Q: If God is a God of mercy, why does He pronounce death to those Hebrews who participate in Molech worship?

A: God’s mercy does not preclude His justice and holiness. Child sacrifice is so horrendous to God that He requires the death penalty. Such idolatry is an extreme violation of the 1st commandment. God is the God of life, not of death. Tolerance by the Hebrews of their neighbors or relatives who practice this idolatry is also judged by God. Five centuries earlier, God had placed Melchizedek in the midst of the indigenous Canaanite people (Genesis 14:17-20) and given them plenty of time to repent (Genesis 15:16). Now He would raise up a nation who would carry out judgment on the land they had made unclean (“defiled”).


Read verses 6-8

Q: Why do you think God warns His people against the occult?

A: Because it is through the occult that people gain direct access to demons. The occult is an important part of almost every false religion. Also, to seek the occult is failure to trust God, and pursuing the occult is always related to desiring power over possessions and people (usually the opposite sex).

Q: In verses 7 and 8, three words are used to describe God’s design for His people. What are they and what do they mean? Whose responsibility is each?

A: The words are “consecrate,” “holy” and “sanctifies.”

It is God’s people’s responsibility to consecrate themselves and seek holiness, and in doing so, God will make them clean; that is, unstained by the wickedness in the world.

Read verse 9

Q: Why is honoring one’s parents so important to God?

A: It involves the purity, solidarity, protection and health of the family structure. If a healthy family structure is not maintained, the nation itself will suffer.

Read verses 10-21

Q: This section repeats many of the sexual prohibitions given previously in chapter 18. Why is there such an emphasis on sexual behavior in Leviticus?

A: Because, like today, sexual temptations are so prevalent and powerful. There is virtually no sexual aberration left untouched. The Hebrews were moving into an environment where all these sexual practices were not only common but intimately tied into the worship of fertility gods.

Q: What does this say about God’s standards of human sexuality?

A: It is quite clear from these and other verses that God considers adultery, homosexuality, incest, pedophilia and bestiality unholy sexual practices. The practice of monogamy also imitates monotheism, one of the foundations of the Jewish religion. It is monogamy that makes for healthy families, and healthy families make for a healthy nation.


Read verses 22-26

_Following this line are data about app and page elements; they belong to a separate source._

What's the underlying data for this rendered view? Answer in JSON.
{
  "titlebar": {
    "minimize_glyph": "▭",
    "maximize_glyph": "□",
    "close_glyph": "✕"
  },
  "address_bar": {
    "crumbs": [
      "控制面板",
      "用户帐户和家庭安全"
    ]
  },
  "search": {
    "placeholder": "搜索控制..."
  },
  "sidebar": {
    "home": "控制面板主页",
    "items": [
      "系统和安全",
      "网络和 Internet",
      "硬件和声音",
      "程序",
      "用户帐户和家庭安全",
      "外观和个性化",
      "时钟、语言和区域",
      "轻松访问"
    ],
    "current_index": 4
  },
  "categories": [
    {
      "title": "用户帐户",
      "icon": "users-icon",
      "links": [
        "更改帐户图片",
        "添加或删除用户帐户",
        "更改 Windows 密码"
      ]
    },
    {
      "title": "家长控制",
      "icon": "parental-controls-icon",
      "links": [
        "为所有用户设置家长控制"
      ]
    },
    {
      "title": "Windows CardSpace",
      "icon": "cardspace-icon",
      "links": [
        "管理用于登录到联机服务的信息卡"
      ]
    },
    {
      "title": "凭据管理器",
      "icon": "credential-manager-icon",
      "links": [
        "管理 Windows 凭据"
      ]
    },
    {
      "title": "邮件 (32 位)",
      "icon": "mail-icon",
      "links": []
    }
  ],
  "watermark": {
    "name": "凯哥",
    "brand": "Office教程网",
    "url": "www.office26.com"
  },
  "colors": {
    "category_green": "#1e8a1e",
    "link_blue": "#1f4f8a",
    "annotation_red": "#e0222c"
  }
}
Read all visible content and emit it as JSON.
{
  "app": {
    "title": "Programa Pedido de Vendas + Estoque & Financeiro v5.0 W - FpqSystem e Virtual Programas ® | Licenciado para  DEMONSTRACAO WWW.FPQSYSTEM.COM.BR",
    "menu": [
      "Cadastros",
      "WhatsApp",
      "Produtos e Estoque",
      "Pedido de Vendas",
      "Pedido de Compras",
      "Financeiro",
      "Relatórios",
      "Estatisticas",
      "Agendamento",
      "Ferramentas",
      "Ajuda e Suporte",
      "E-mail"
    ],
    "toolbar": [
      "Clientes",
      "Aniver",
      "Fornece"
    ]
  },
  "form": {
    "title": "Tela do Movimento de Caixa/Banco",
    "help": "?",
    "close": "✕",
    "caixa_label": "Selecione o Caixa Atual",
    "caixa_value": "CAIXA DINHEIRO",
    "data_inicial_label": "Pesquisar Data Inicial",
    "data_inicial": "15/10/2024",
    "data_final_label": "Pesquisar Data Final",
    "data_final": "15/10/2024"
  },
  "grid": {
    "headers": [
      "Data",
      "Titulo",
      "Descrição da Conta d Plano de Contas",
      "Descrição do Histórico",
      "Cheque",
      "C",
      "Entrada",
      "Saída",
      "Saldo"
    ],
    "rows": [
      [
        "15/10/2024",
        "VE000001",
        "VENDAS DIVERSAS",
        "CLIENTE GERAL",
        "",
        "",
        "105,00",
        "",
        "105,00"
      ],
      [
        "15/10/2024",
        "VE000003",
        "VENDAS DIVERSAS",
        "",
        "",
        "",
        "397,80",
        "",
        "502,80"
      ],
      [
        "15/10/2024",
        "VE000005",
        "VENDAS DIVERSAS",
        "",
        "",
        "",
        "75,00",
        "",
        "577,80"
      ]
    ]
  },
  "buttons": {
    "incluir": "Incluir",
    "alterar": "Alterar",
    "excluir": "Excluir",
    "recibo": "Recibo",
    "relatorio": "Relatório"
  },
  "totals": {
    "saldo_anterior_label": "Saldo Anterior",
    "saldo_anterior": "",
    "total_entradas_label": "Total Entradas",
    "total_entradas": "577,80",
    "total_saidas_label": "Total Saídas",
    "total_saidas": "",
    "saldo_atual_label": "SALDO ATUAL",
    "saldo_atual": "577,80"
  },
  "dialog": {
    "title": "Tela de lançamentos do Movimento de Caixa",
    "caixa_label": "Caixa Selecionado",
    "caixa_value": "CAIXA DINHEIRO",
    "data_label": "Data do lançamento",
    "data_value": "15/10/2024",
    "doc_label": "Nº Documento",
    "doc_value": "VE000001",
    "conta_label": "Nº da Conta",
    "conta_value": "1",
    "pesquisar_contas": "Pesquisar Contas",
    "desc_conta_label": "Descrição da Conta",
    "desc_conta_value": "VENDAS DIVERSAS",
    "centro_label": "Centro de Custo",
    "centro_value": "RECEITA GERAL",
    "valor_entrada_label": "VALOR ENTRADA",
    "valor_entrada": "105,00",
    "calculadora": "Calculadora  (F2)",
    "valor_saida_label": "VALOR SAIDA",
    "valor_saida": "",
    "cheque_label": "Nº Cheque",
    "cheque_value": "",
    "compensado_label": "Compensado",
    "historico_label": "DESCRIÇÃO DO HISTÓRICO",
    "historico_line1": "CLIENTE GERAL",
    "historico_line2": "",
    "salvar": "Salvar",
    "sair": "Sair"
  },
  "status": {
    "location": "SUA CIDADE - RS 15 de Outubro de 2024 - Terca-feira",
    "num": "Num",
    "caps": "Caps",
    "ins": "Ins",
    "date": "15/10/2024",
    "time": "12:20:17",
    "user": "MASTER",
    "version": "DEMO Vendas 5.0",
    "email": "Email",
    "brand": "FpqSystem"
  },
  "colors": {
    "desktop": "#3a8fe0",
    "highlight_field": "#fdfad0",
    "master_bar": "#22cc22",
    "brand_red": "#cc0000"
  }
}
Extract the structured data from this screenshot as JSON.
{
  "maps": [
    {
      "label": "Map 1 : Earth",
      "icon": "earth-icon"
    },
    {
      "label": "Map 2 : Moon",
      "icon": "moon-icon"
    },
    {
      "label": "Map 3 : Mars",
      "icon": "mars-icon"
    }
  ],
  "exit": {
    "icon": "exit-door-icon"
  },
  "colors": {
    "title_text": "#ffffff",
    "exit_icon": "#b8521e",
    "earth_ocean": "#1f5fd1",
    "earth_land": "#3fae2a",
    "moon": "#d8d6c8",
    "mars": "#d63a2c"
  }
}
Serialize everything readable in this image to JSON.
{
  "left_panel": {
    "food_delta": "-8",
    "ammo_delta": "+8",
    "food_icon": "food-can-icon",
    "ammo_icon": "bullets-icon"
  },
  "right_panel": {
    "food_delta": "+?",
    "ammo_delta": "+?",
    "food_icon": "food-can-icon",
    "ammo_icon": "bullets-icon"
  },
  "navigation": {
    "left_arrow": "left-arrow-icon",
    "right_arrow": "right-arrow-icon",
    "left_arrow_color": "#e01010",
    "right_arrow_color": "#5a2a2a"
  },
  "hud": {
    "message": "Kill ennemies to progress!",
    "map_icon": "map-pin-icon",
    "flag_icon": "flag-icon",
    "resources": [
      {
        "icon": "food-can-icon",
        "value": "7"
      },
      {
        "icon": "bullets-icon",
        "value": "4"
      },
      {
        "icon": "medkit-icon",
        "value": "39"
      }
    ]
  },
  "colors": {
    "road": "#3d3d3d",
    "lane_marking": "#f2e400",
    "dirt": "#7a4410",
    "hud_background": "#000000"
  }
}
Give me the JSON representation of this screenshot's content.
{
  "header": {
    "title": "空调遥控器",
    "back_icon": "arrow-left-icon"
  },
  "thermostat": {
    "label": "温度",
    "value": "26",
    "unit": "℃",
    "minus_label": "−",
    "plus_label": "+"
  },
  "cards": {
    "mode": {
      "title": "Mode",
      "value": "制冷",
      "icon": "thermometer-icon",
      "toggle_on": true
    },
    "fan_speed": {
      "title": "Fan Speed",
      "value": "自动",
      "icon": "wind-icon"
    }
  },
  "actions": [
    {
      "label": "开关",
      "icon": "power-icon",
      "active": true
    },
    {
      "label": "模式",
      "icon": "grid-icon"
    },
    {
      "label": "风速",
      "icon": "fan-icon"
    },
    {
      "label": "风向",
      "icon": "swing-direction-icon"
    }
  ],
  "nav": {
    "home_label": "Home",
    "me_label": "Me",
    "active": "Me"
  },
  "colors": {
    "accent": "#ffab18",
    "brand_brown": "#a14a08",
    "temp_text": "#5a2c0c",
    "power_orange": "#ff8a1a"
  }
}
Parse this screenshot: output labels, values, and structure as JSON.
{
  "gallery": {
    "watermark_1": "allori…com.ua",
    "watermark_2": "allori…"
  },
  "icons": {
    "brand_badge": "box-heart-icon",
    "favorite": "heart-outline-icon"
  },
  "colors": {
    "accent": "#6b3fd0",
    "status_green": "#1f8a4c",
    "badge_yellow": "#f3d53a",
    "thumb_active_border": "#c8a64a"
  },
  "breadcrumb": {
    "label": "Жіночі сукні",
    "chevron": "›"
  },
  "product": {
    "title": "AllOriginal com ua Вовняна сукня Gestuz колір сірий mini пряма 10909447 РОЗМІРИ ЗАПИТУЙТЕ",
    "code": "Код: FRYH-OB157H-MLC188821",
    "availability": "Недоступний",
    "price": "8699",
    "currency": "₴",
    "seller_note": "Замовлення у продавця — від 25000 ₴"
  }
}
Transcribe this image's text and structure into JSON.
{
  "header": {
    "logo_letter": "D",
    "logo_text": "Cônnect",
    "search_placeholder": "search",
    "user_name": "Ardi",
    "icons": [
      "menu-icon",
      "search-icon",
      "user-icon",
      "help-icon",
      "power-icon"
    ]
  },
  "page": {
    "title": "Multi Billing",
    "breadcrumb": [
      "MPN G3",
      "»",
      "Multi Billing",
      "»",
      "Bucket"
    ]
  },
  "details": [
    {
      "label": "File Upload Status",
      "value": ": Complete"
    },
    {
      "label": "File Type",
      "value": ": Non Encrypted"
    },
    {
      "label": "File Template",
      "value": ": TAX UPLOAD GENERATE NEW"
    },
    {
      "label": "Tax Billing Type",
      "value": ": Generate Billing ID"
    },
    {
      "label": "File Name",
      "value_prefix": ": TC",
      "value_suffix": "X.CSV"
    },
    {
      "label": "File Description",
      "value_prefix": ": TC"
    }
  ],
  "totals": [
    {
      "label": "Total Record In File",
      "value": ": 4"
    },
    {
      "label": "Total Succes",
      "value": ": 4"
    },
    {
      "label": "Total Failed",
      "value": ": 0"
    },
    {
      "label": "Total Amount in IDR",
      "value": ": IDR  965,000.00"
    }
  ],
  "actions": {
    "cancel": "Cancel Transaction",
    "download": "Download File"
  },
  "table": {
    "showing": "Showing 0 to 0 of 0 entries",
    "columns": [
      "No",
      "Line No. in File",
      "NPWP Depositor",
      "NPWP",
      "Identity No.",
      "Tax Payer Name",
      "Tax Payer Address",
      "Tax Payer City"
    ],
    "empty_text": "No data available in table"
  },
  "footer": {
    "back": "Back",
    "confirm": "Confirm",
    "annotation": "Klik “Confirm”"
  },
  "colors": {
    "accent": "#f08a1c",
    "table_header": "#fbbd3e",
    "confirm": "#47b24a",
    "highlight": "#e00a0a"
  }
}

Q: What is God’s plan for the people He rescued from Egypt?

A: He will make the Hebrews His own people, His own possession.

Q: Can you list at least three reasons God would do this?

Q: There is a fourth reason not mentioned in these verses. It is alluded to by the abundance of verses referring to their sexual practices, and alluded to further by the prohibitions against Molech worship. (Hint: it has to do with the person of Jesus Christ.)

A: By being pure, holy, consecrated, set apart and sanctified, God is raising up a holy nation to provide a hedge of protection around the genetic seed line that would lead from Adam to the Messiah. This messianic seed line was in great jeopardy through the sexual exploits of Jacob’s son Judah. God is raising up a nation that would harbor the seed line to the Messiah. Intermingling with the nations around them would greatly jeopardize the purity and integrity of that line.

Final Application